This paper will Identify and briefly explain
three types of loss involving another human being that might be experienced by
an older adult in our society. Also discuss attitudes towards death experienced
by older adults that are associated with the loss they are feeling.
of loss involving another human being are:
Grief- is typically
discussed as a psychological phenomenon—largely as a cognitive challenge, an
emotional reaction to loss. In many other cultures, however, grief is viewed as
a somatization, where “personal and interpersonal distress is
manifested as physical complaints and people have learned to respond to their
losses through the medium of the body” (Kleinman 1986.
Loss-The usual reaction
to a loss of someone or something that was valued is termed grief.
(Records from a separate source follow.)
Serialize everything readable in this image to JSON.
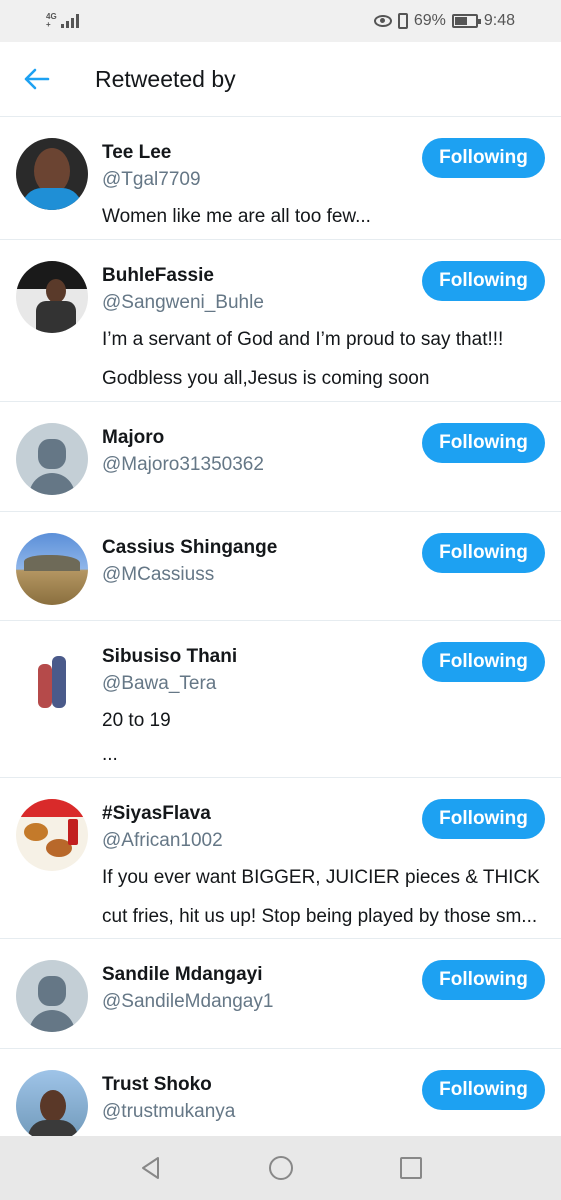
{
  "status_bar": {
    "network": "4G",
    "network_sub": "+",
    "battery_percent": "69%",
    "time": "9:48"
  },
  "header": {
    "title": "Retweeted by",
    "back_icon": "arrow-left-icon"
  },
  "colors": {
    "accent": "#1da1f2",
    "name_text": "#14171a",
    "handle_text": "#657786"
  },
  "users": [
    {
      "name": "Tee Lee",
      "handle": "@Tgal7709",
      "bio": [
        "Women like me are all too few..."
      ],
      "button": "Following"
    },
    {
      "name": "BuhleFassie",
      "handle": "@Sangweni_Buhle",
      "bio": [
        "I’m a servant of God and I’m proud to say that!!!",
        "Godbless you all,Jesus is coming soon"
      ],
      "button": "Following"
    },
    {
      "name": "Majoro",
      "handle": "@Majoro31350362",
      "bio": [],
      "button": "Following"
    },
    {
      "name": "Cassius Shingange",
      "handle": "@MCassiuss",
      "bio": [],
      "button": "Following"
    },
    {
      "name": "Sibusiso Thani",
      "handle": "@Bawa_Tera",
      "bio": [
        "20 to 19",
        "..."
      ],
      "button": "Following"
    },
    {
      "name": "#SiyasFlava",
      "handle": "@African1002",
      "bio": [
        "If you ever want BIGGER, JUICIER pieces & THICK",
        "cut fries, hit us up! Stop being played by those sm..."
      ],
      "button": "Following"
    },
    {
      "name": "Sandile Mdangayi",
      "handle": "@SandileMdangay1",
      "bio": [],
      "button": "Following"
    },
    {
      "name": "Trust Shoko",
      "handle": "@trustmukanya",
      "bio": [],
      "button": "Following"
    }
  ],
  "nav": {
    "back": "triangle-back-icon",
    "home": "circle-home-icon",
    "recents": "square-recents-icon"
  }
}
It
consists of emotional, psychological, and physical dimensions (Stroebe et al.
Bereavement- is used to describe the objective situation of
someone who has experienced deprivation through the loss of a person or thing
that was valued (Corr, Nabe, and Corr 2000).
According to the article that I read I have
found that Many stereotypes exist surrounding the realities of being an older
adult. While individuals often encounter stereotypes associated with race and
gender and are thus more likely to think critically about them, many people
accept age stereotypes without question (Levy et al. 2002). And surprisingly it
is still the same way here in America today. We have so many social outlets and
more technology then before we can look many of these things up without having
to talk to someone about them. We can look up how to cope with death even talk
to people online who are dealing with the same issues. We have so many sources
that we can find anything we need to understand any type of situation involving
Americans process grief by singing, poetry readings, and a eulogy spoken. They
have family from all over come to see the deceased and honor their death. In
Louisiana they march down the street with a band like a parade celebrating
their going home. The deceased is viewed at the church before the burial in the
cemetery. Prayers are spoken and most depending on the family or the deceases
wishes, will wear all black and they may attend social gatherings after the
services. Orthodox Jewish Americans it is custom for a relative to saty with
the dying person so that the soul does not leave the body while the person is
alone. To leave the body alone after death is disrespectful. The eyes should be
closed, and the body remains covered with a sheer sheet ntil family and the
rabbi, or a Jewish undertaker can begin rites. Organ donation is permitted,
autopsy is not. Burial must be within 24 hours unless delayed by a Sabbath.
During my recent research I have also
discovered that Attitudes toward the elderly have also been affected by large
societal changes that have happened over the past 100 years. Researchers
believe industrialization and modernization have contributed greatly to
lowering the power, influence, and prestige the elderly once held. For example,
in impoverished cultures where infant and child deaths are viewed as
inevitable, seriously ill children may be categorized as dead, and their later
deaths may not be mourned for more than a few days. Such responses may seem
puzzling to outsiders when they learn that those dead children still are
considered a part of the nuclear family and are expected to be reunited with
the mother in an afterlife (Scheper-Hughes 1985).
Although we all have different values and
different views on the three types of loss I truly believe that when we do our
research on the different types it all ball down to one thing and that is
death. Death is one thing that many Americans deal in today and as hard as it
is loss, grief, and bereavement plays a big factor in it all.
EFFECTS OF BEREAVEMENT – The Signs
and Symptoms of Grief. (n.d.). Retrieved from
Factors That Influence Grief.
(n.d.). Retrieved from http://www.healthcare-information-guide.com/factors-that-influence-grief.html
Grief and Mourning in
Cross-Cultural Perspective – rituals, world, body, funeral, life, customs,
history, beliefs, time, person. (n.d.). Retrieved from